Arenas is the biggest concern here. Nothing in his track record the last three seasons suggests he'll score efficiently enough to merit the touches he's getting, a subject I covered in greater detail last week. Two stats from his brief Magic tenure support that, too: in 209 minutes, he's managed just 9 free-throw attempts, and only 4 since his Orlando debut. Second, he's shooting 19-of-52 (36.5 percent) inside the three-point arc. He should be shooting off the catch or not at all, at this point, at least until he regains his explosiveness.
But turn your attention, if you will, to the left portion of the chart, where we see the big benefit of the balance I alluded to earlier. Ryan Anderson, Brandon Bass, Jameer Nelson, and Hedo Turkoglu have True Shooting Percentages between 58.6 percent and 59 percent, and get similar chances, which presents a real challenge for opposing defenses when deciding on whom to focus.
J.J. Redick, as we can see, is on another planet, in terms of True Shooting. 68.7 percent for the fifth-year shooting guard, and while it's not sustainable, his bombing from all over the court has helped offset the below-average turns Jason Richardson and Arenas have submitted.
Compounding problems for opposing defenses? Orlando's scorers aren't one-dimensional players. Arenas, Nelson, Redick, and Turkoglu all excel as playmakers; their passing keeps defenses guessing even more. The other players aren't quite as gifted in this respect, but none is particularly selfish either. Fortifying the roster with Arenas and Turkoglu has led to a dramatic increase in assisted baskets, as I wrote earlier this week.
It's fair to say Smith's trades have paid off in the short term, resulting in victories as well as improvements in areas he cited as specific needs. But the bigger goal for this team is to win a championship, so quite obviously it's too early to tell if Smith's gambit will work in that respect.

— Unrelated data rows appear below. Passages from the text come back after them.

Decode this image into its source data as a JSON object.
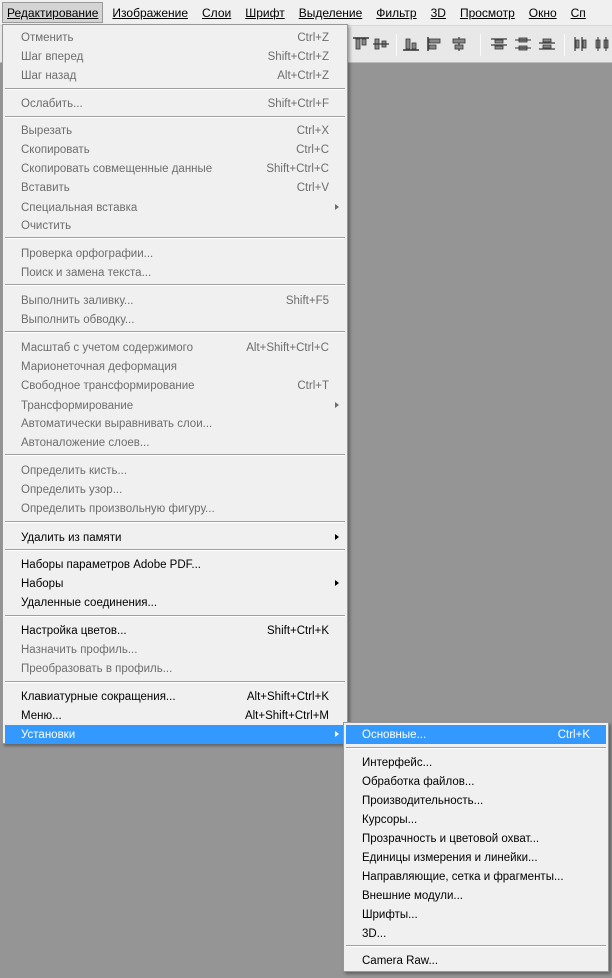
{
  "menubar": {
    "items": [
      "Редактирование",
      "Изображение",
      "Слои",
      "Шрифт",
      "Выделение",
      "Фильтр",
      "3D",
      "Просмотр",
      "Окно",
      "Сп"
    ]
  },
  "toolbar": {
    "icons": [
      "align-top-edges-icon",
      "align-vertical-centers-icon",
      "align-bottom-edges-icon",
      "align-left-edges-icon",
      "align-horizontal-centers-icon",
      "align-right-edges-icon",
      "distribute-top-icon",
      "distribute-vertical-centers-icon",
      "distribute-bottom-icon",
      "distribute-left-icon",
      "distribute-horizontal-centers-icon"
    ]
  },
  "edit_menu": {
    "items": {
      "undo": {
        "label": "Отменить",
        "shortcut": "Ctrl+Z"
      },
      "step_forward": {
        "label": "Шаг вперед",
        "shortcut": "Shift+Ctrl+Z"
      },
      "step_back": {
        "label": "Шаг назад",
        "shortcut": "Alt+Ctrl+Z"
      },
      "fade": {
        "label": "Ослабить...",
        "shortcut": "Shift+Ctrl+F"
      },
      "cut": {
        "label": "Вырезать",
        "shortcut": "Ctrl+X"
      },
      "copy": {
        "label": "Скопировать",
        "shortcut": "Ctrl+C"
      },
      "copy_merged": {
        "label": "Скопировать совмещенные данные",
        "shortcut": "Shift+Ctrl+C"
      },
      "paste": {
        "label": "Вставить",
        "shortcut": "Ctrl+V"
      },
      "paste_special": {
        "label": "Специальная вставка"
      },
      "clear": {
        "label": "Очистить"
      },
      "check_spelling": {
        "label": "Проверка орфографии..."
      },
      "find_replace": {
        "label": "Поиск и замена текста..."
      },
      "fill": {
        "label": "Выполнить заливку...",
        "shortcut": "Shift+F5"
      },
      "stroke": {
        "label": "Выполнить обводку..."
      },
      "content_aware_scale": {
        "label": "Масштаб с учетом содержимого",
        "shortcut": "Alt+Shift+Ctrl+C"
      },
      "puppet_warp": {
        "label": "Марионеточная деформация"
      },
      "free_transform": {
        "label": "Свободное трансформирование",
        "shortcut": "Ctrl+T"
      },
      "transform": {
        "label": "Трансформирование"
      },
      "auto_align": {
        "label": "Автоматически выравнивать слои..."
      },
      "auto_blend": {
        "label": "Автоналожение слоев..."
      },
      "define_brush": {
        "label": "Определить кисть..."
      },
      "define_pattern": {
        "label": "Определить узор..."
      },
      "define_shape": {
        "label": "Определить произвольную фигуру..."
      },
      "purge": {
        "label": "Удалить из памяти"
      },
      "pdf_presets": {
        "label": "Наборы параметров Adobe PDF..."
      },
      "presets": {
        "label": "Наборы"
      },
      "remote_connections": {
        "label": "Удаленные соединения..."
      },
      "color_settings": {
        "label": "Настройка цветов...",
        "shortcut": "Shift+Ctrl+K"
      },
      "assign_profile": {
        "label": "Назначить профиль..."
      },
      "convert_profile": {
        "label": "Преобразовать в профиль..."
      },
      "keyboard_shortcuts": {
        "label": "Клавиатурные сокращения...",
        "shortcut": "Alt+Shift+Ctrl+K"
      },
      "menus": {
        "label": "Меню...",
        "shortcut": "Alt+Shift+Ctrl+M"
      },
      "preferences": {
        "label": "Установки"
      }
    }
  },
  "prefs_submenu": {
    "items": {
      "general": {
        "label": "Основные...",
        "shortcut": "Ctrl+K"
      },
      "interface": {
        "label": "Интерфейс..."
      },
      "file_handling": {
        "label": "Обработка файлов..."
      },
      "performance": {
        "label": "Производительность..."
      },
      "cursors": {
        "label": "Курсоры..."
      },
      "transparency": {
        "label": "Прозрачность и цветовой охват..."
      },
      "units": {
        "label": "Единицы измерения и линейки..."
      },
      "guides": {
        "label": "Направляющие, сетка и фрагменты..."
      },
      "plugins": {
        "label": "Внешние модули..."
      },
      "type": {
        "label": "Шрифты..."
      },
      "3d": {
        "label": "3D..."
      },
      "camera_raw": {
        "label": "Camera Raw..."
      }
    }
  },
  "colors": {
    "highlight": "#3399ff",
    "menu_bg": "#f0f0f0",
    "canvas_bg": "#959595",
    "disabled_text": "#6d6d6d"
  }
}
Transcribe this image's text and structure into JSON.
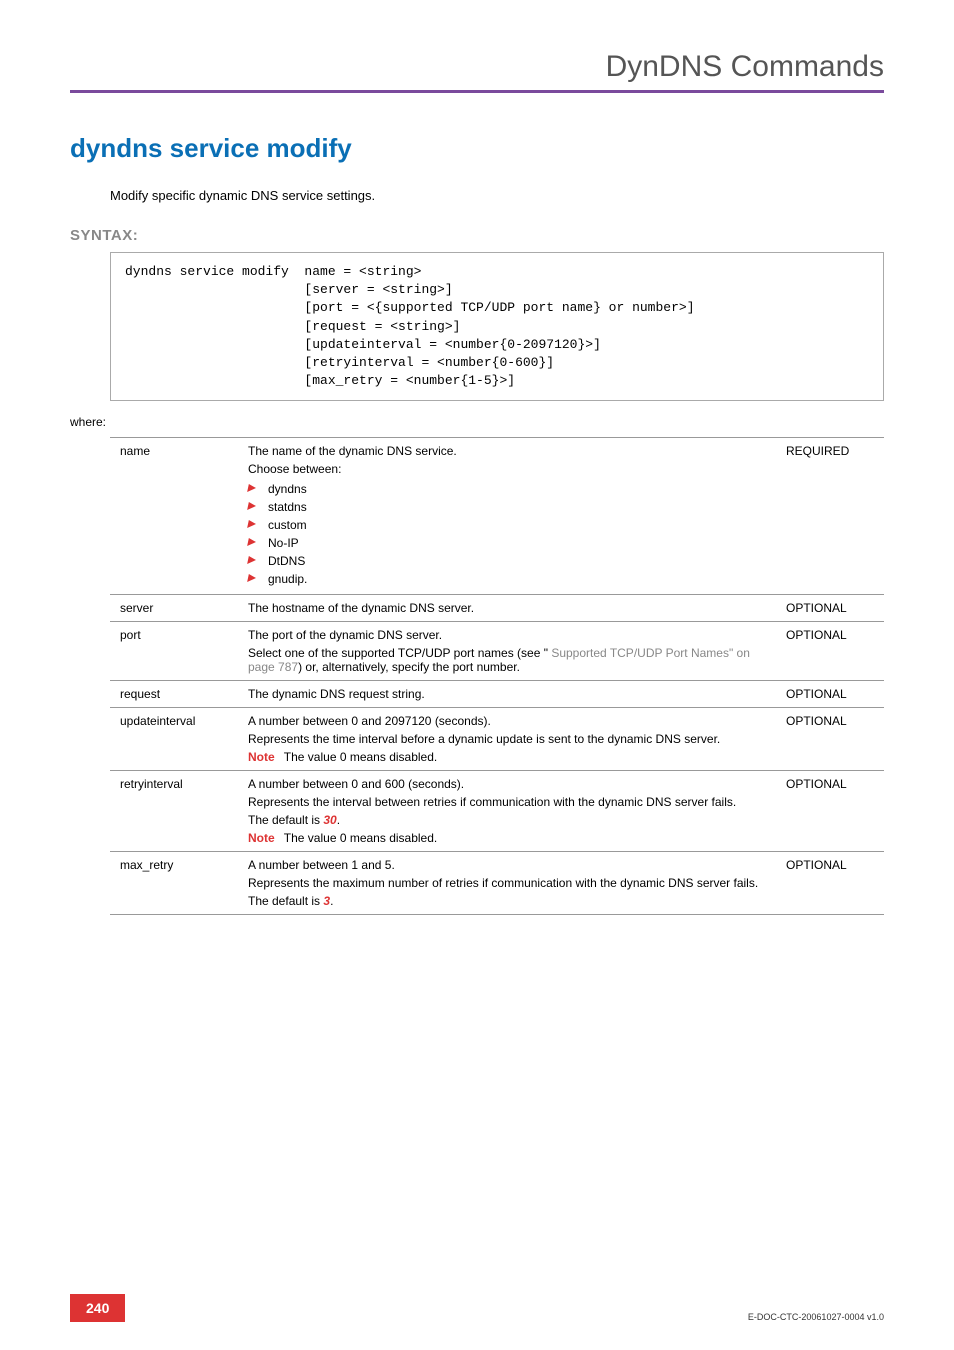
{
  "header": {
    "title": "DynDNS Commands"
  },
  "h1": "dyndns service modify",
  "intro": "Modify specific dynamic DNS service settings.",
  "syntax_label": "SYNTAX:",
  "syntax": "dyndns service modify  name = <string>\n                       [server = <string>]\n                       [port = <{supported TCP/UDP port name} or number>]\n                       [request = <string>]\n                       [updateinterval = <number{0-2097120}>]\n                       [retryinterval = <number{0-600}]\n                       [max_retry = <number{1-5}>]",
  "where": "where:",
  "required": "REQUIRED",
  "optional": "OPTIONAL",
  "note_label": "Note",
  "params": {
    "name": {
      "label": "name",
      "desc_lead": "The name of the dynamic DNS service.",
      "choose": "Choose between:",
      "options": [
        "dyndns",
        "statdns",
        "custom",
        "No-IP",
        "DtDNS",
        "gnudip."
      ]
    },
    "server": {
      "label": "server",
      "desc": "The hostname of the dynamic DNS server."
    },
    "port": {
      "label": "port",
      "desc1": "The port of the dynamic DNS server.",
      "desc2a": "Select one of the supported TCP/UDP port names (see \"",
      "desc2_link": " Supported TCP/UDP Port Names\" on page 787",
      "desc2b": ") or, alternatively, specify the port number."
    },
    "request": {
      "label": "request",
      "desc": "The dynamic DNS request string."
    },
    "updateinterval": {
      "label": "updateinterval",
      "desc1": "A number between 0 and 2097120 (seconds).",
      "desc2": "Represents the time interval before a dynamic update is sent to the dynamic DNS server.",
      "note": "The value 0 means disabled."
    },
    "retryinterval": {
      "label": "retryinterval",
      "desc1": "A number between 0 and 600 (seconds).",
      "desc2": "Represents the interval between retries if communication with the dynamic DNS server fails.",
      "default_prefix": "The default is ",
      "default_val": "30",
      "default_suffix": ".",
      "note": "The value 0 means disabled."
    },
    "max_retry": {
      "label": "max_retry",
      "desc1": "A number between 1 and 5.",
      "desc2": "Represents the maximum number of retries if communication with the dynamic DNS server fails.",
      "default_prefix": "The default is ",
      "default_val": "3",
      "default_suffix": "."
    }
  },
  "footer": {
    "page": "240",
    "docid": "E-DOC-CTC-20061027-0004 v1.0"
  }
}
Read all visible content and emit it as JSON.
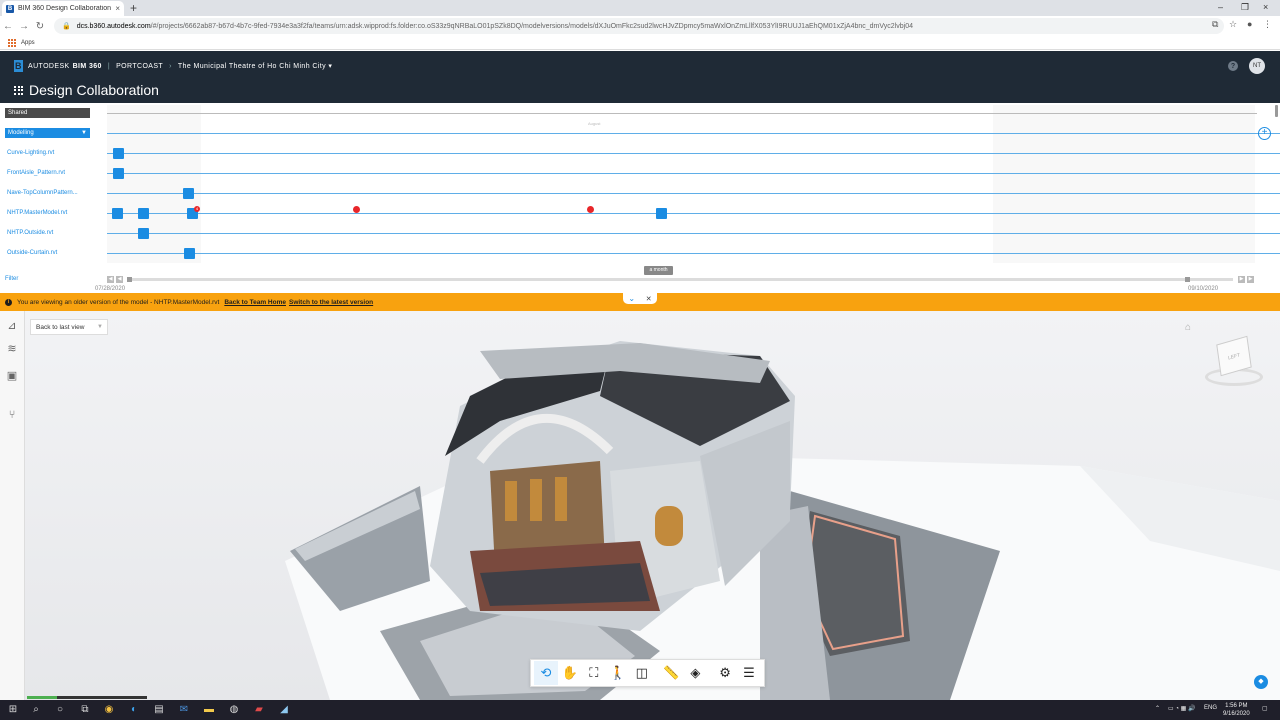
{
  "browser": {
    "tab_title": "BIM 360 Design Collaboration",
    "tab_close": "×",
    "new_tab": "+",
    "minimize": "–",
    "restore": "❐",
    "close": "×",
    "url_host": "dcs.b360.autodesk.com",
    "url_path": "/#/projects/6662ab87-b67d-4b7c-9fed-7934e3a3f2fa/teams/urn:adsk.wipprod:fs.folder:co.oS33z9qNRBaLO01pSZk8DQ/modelversions/models/dXJuOmFkc2sud2lwcHJvZDpmcy5maWxlOnZmLllfX053YlI9RUUJ1aEhQM01xZjA4bnc_dmVyc2lvbj04",
    "bookmarks_label": "Apps"
  },
  "header": {
    "brand": "AUTODESK",
    "product": "BIM 360",
    "project_company": "PORTCOAST",
    "project_name": "The Municipal Theatre of Ho Chi Minh City",
    "app_title": "Design Collaboration",
    "help": "?",
    "user_initials": "NT"
  },
  "timeline": {
    "shared_label": "Shared",
    "folder": "Modelling",
    "month_marker": "August",
    "files": [
      "Curve-Lighting.rvt",
      "FrontAisle_Pattern.rvt",
      "Nave-TopColumnPattern...",
      "NHTP.MasterModel.rvt",
      "NHTP.Outside.rvt",
      "Outside-Curtain.rvt"
    ],
    "filter": "Filter",
    "badge_count": "4",
    "range_label": "a month",
    "start_date": "07/28/2020",
    "end_date": "09/10/2020"
  },
  "banner": {
    "message": "You are viewing an older version of the model - NHTP.MasterModel.rvt",
    "back_link": "Back to Team Home",
    "latest_link": "Switch to the latest version"
  },
  "viewer": {
    "back_to_last_view": "Back to last view",
    "viewcube_face": "LEFT",
    "load_progress": 0.25
  },
  "taskbar": {
    "lang": "ENG",
    "time": "1:56 PM",
    "date": "9/16/2020"
  },
  "colors": {
    "header_bg": "#1f2a36",
    "accent": "#1b8ce2",
    "banner": "#f8a20f",
    "marker_red": "#e8262a"
  }
}
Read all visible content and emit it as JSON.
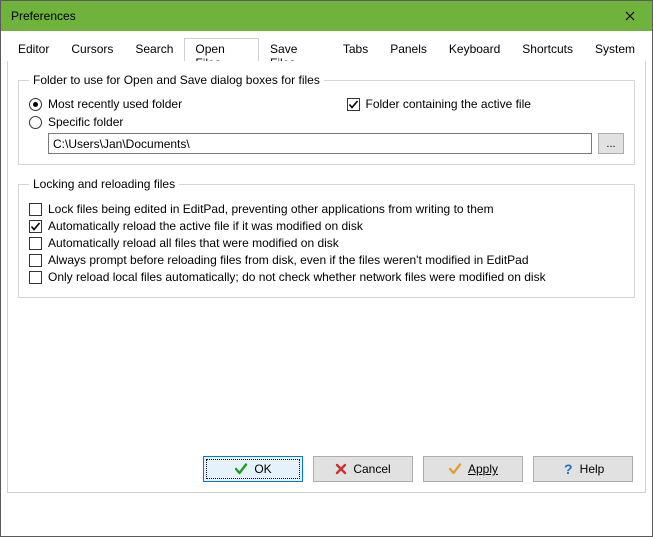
{
  "window": {
    "title": "Preferences"
  },
  "tabs": {
    "editor": "Editor",
    "cursors": "Cursors",
    "search": "Search",
    "open_files": "Open Files",
    "save_files": "Save Files",
    "tabs": "Tabs",
    "panels": "Panels",
    "keyboard": "Keyboard",
    "shortcuts": "Shortcuts",
    "system": "System"
  },
  "folder_group": {
    "legend": "Folder to use for Open and Save dialog boxes for files",
    "mru": "Most recently used folder",
    "active": "Folder containing the active file",
    "specific": "Specific folder",
    "path": "C:\\Users\\Jan\\Documents\\",
    "browse": "..."
  },
  "lock_group": {
    "legend": "Locking and reloading files",
    "lock": "Lock files being edited in EditPad, preventing other applications from writing to them",
    "auto_active": "Automatically reload the active file if it was modified on disk",
    "auto_all": "Automatically reload all files that were modified on disk",
    "always_prompt": "Always prompt before reloading files from disk, even if the files weren't modified in EditPad",
    "local_only": "Only reload local files automatically; do not check whether network files were modified on disk"
  },
  "buttons": {
    "ok": "OK",
    "cancel": "Cancel",
    "apply": "Apply",
    "help": "Help"
  }
}
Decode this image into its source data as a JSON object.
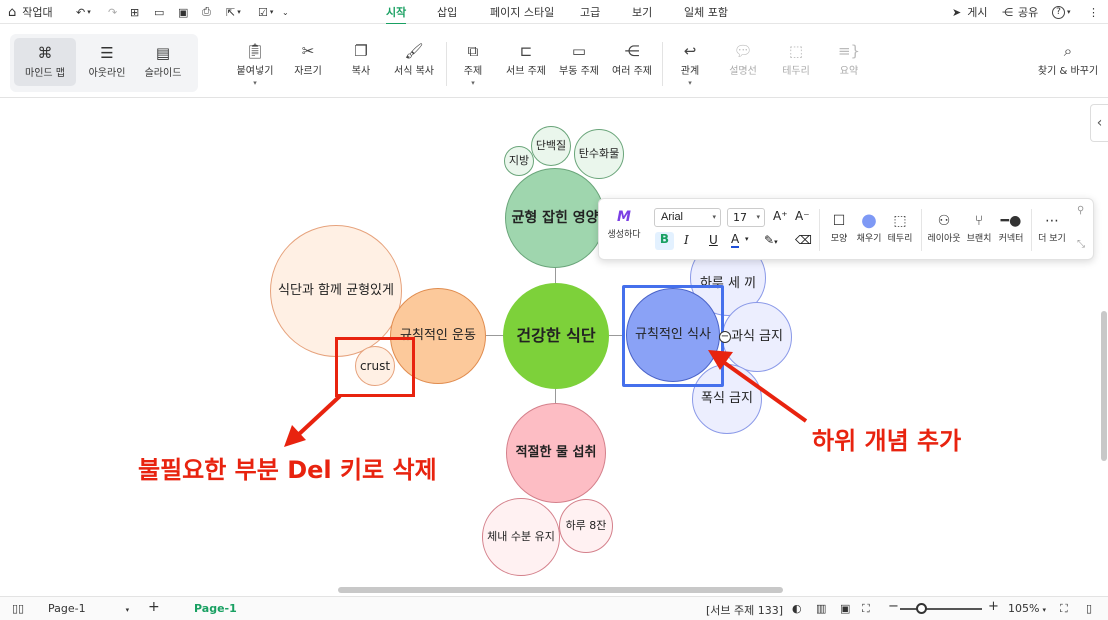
{
  "topbar": {
    "home_label": "작업대",
    "tabs": [
      "시작",
      "삽입",
      "페이지 스타일",
      "고급",
      "보기",
      "일체 포함"
    ],
    "publish_label": "게시",
    "share_label": "공유",
    "help_label": "?"
  },
  "views": {
    "mindmap": "마인드 맵",
    "outline": "아웃라인",
    "slide": "슬라이드"
  },
  "ribbon": {
    "paste": "붙여넣기",
    "cut": "자르기",
    "copy": "복사",
    "format_copy": "서식 복사",
    "topic": "주제",
    "subtopic": "서브 주제",
    "floating": "부동 주제",
    "multiple": "여러 주제",
    "relation": "관계",
    "callout": "설명선",
    "boundary": "테두리",
    "summary": "요약",
    "find_replace": "찾기 & 바꾸기"
  },
  "mindmap": {
    "center": "건강한 식단",
    "balanced": "균형 잡힌 영양",
    "protein": "단백질",
    "carbs": "탄수화물",
    "fat": "지방",
    "exercise": "규칙적인 운동",
    "exercise_child": "식단과 함께 균형있게",
    "crust": "crust",
    "regular": "규칙적인 식사",
    "three_meals": "하루 세 끼",
    "no_snack": "과식 금지",
    "no_binge": "폭식 금지",
    "water": "적절한 물 섭취",
    "hydration": "체내 수분 유지",
    "eight_glasses": "하루 8잔"
  },
  "format_toolbar": {
    "ai_label": "생성하다",
    "font": "Arial",
    "size": "17",
    "bold": "B",
    "italic": "I",
    "underline": "U",
    "color_a": "A",
    "shape": "모양",
    "fill": "채우기",
    "border": "테두리",
    "layout": "레이아웃",
    "branch": "브랜치",
    "connector": "커넥터",
    "more": "더 보기"
  },
  "annotations": {
    "left": "불필요한 부분 Del 키로 삭제",
    "right": "하위 개념 추가"
  },
  "statusbar": {
    "page_select": "Page-1",
    "page_tab": "Page-1",
    "subtopic_count": "[서브 주제 133]",
    "zoom": "105%"
  },
  "colors": {
    "accent": "#19a062",
    "annotation": "#e8230f",
    "selection": "#4570ec"
  }
}
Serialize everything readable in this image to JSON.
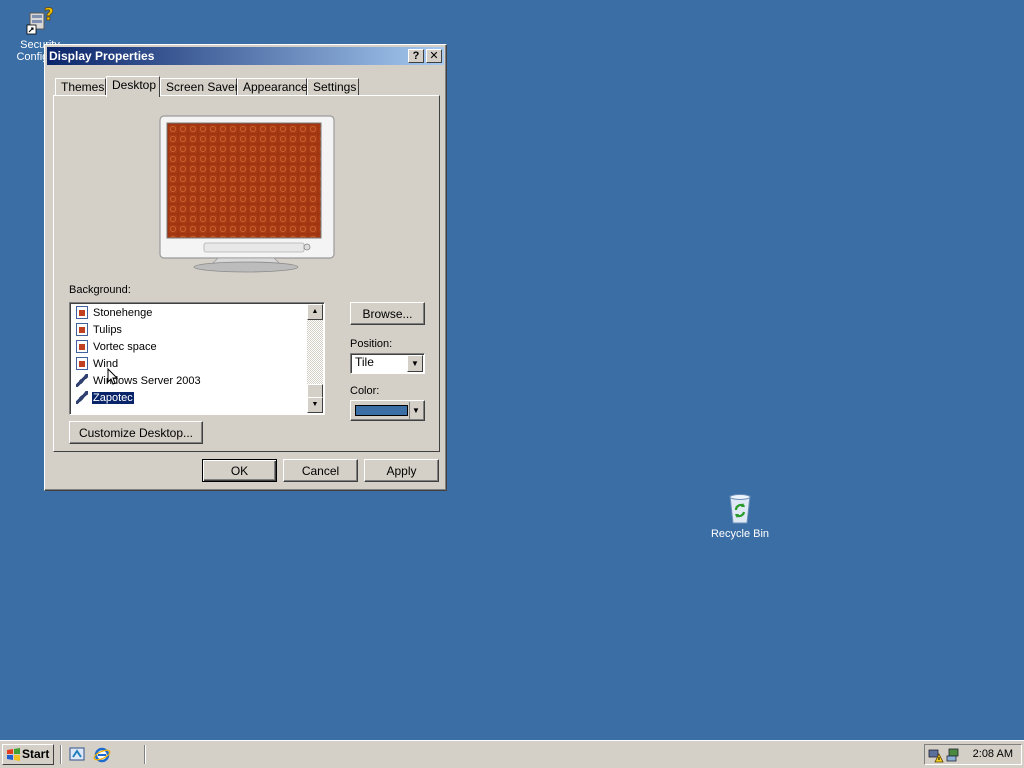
{
  "desktop": {
    "icons": [
      {
        "label": "Security Configu..."
      },
      {
        "label": "Recycle Bin"
      }
    ]
  },
  "dialog": {
    "title": "Display Properties",
    "help_btn": "?",
    "close_btn": "✕",
    "tabs": [
      "Themes",
      "Desktop",
      "Screen Saver",
      "Appearance",
      "Settings"
    ],
    "active_tab": "Desktop",
    "background_label": "Background:",
    "backgrounds": [
      {
        "name": "Stonehenge",
        "icon": "image-icon"
      },
      {
        "name": "Tulips",
        "icon": "image-icon"
      },
      {
        "name": "Vortec space",
        "icon": "image-icon"
      },
      {
        "name": "Wind",
        "icon": "image-icon"
      },
      {
        "name": "Windows Server 2003",
        "icon": "paint-icon"
      },
      {
        "name": "Zapotec",
        "icon": "paint-icon",
        "selected": true
      }
    ],
    "browse_label": "Browse...",
    "position_label": "Position:",
    "position_value": "Tile",
    "color_label": "Color:",
    "color_value": "#3a6ea5",
    "customize_label": "Customize Desktop...",
    "ok_label": "OK",
    "cancel_label": "Cancel",
    "apply_label": "Apply",
    "preview_color": "#a83a14"
  },
  "taskbar": {
    "start_label": "Start",
    "clock": "2:08 AM"
  },
  "colors": {
    "desktop_bg": "#3a6ea5",
    "titlebar": "#0a246a",
    "face": "#d4d0c8"
  }
}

But after a discouraging, dispirited start to the season, Orlando's back on track and charging hard in the Eastern Conference. The offense has played no small part in that rapid improvement.